**Task input**
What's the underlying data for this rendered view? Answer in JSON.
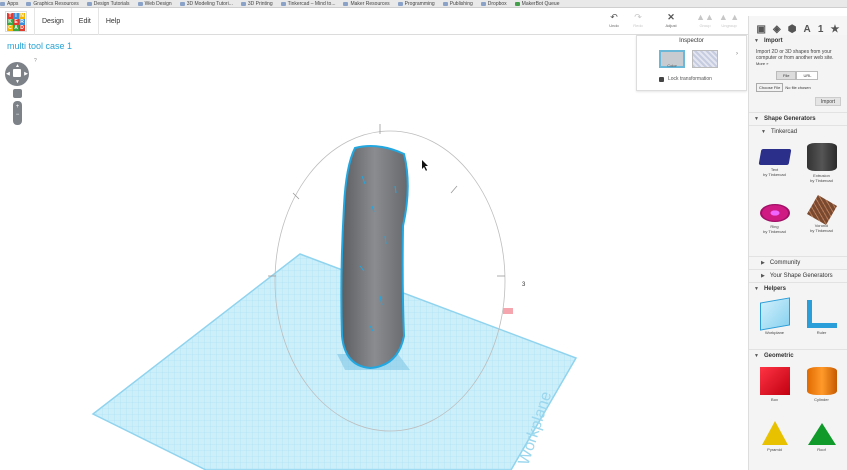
{
  "bookmarks": [
    {
      "label": "Apps"
    },
    {
      "label": "Graphics Resources"
    },
    {
      "label": "Design Tutorials"
    },
    {
      "label": "Web Design"
    },
    {
      "label": "3D Modeling Tutori..."
    },
    {
      "label": "3D Printing"
    },
    {
      "label": "Tinkercad – Mind to..."
    },
    {
      "label": "Maker Resources"
    },
    {
      "label": "Programming"
    },
    {
      "label": "Publishing"
    },
    {
      "label": "Dropbox"
    },
    {
      "label": "MakerBot Queue"
    }
  ],
  "logo": {
    "letters": [
      "T",
      "I",
      "N",
      "K",
      "E",
      "R",
      "C",
      "A",
      "D"
    ],
    "colors": [
      "#e23a2e",
      "#3c8fd8",
      "#f4b400",
      "#39a948",
      "#e23a2e",
      "#3c8fd8",
      "#f4b400",
      "#39a948",
      "#e23a2e"
    ]
  },
  "menu": [
    "Design",
    "Edit",
    "Help"
  ],
  "toolbar": {
    "undo": {
      "icon": "undo-icon",
      "label": "Undo"
    },
    "redo": {
      "icon": "redo-icon",
      "label": "Redo"
    },
    "adjust": {
      "icon": "adjust-icon",
      "label": "Adjust"
    },
    "group": {
      "icon": "group-icon",
      "label": "Group"
    },
    "ungroup": {
      "icon": "ungroup-icon",
      "label": "Ungroup"
    }
  },
  "rightbar": {
    "icons": [
      "box-view-icon",
      "cube-icon",
      "cube-solid-icon",
      "text-icon",
      "number-icon",
      "star-icon"
    ],
    "glyphs": [
      "▣",
      "◈",
      "⬢",
      "A",
      "1",
      "★"
    ]
  },
  "design_title": "multi tool case 1",
  "nav_help": "?",
  "inspector": {
    "title": "Inspector",
    "color_label": "Color",
    "lock_label": "Lock transformation"
  },
  "ruler_label": "3",
  "workplane_label": "Workplane",
  "panel": {
    "import": {
      "title": "Import",
      "description": "Import 2D or 3D shapes from your computer or from another web site.",
      "more": "More »",
      "tabs": [
        "File",
        "URL"
      ],
      "choose_file": "Choose File",
      "no_file": "No file chosen",
      "button": "Import"
    },
    "shape_generators": {
      "title": "Shape Generators",
      "tinkercad": "Tinkercad",
      "items": [
        {
          "name": "Text",
          "by": "by Tinkercad",
          "shape": "text"
        },
        {
          "name": "Extrusion",
          "by": "by Tinkercad",
          "shape": "extr"
        },
        {
          "name": "Ring",
          "by": "by Tinkercad",
          "shape": "ring"
        },
        {
          "name": "Voronoi",
          "by": "by Tinkercad",
          "shape": "voro"
        }
      ],
      "community": "Community",
      "your": "Your Shape Generators"
    },
    "helpers": {
      "title": "Helpers",
      "items": [
        {
          "name": "Workplane",
          "shape": "wp"
        },
        {
          "name": "Ruler",
          "shape": "ruler"
        }
      ]
    },
    "geometric": {
      "title": "Geometric",
      "items": [
        {
          "name": "Box",
          "shape": "box"
        },
        {
          "name": "Cylinder",
          "shape": "cyl"
        },
        {
          "name": "Pyramid",
          "shape": "pyr"
        },
        {
          "name": "Roof",
          "shape": "roof"
        }
      ]
    }
  }
}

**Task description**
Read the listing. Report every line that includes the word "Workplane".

**Task result**
  "workplane_label": "Workplane",
          "name": "Workplane",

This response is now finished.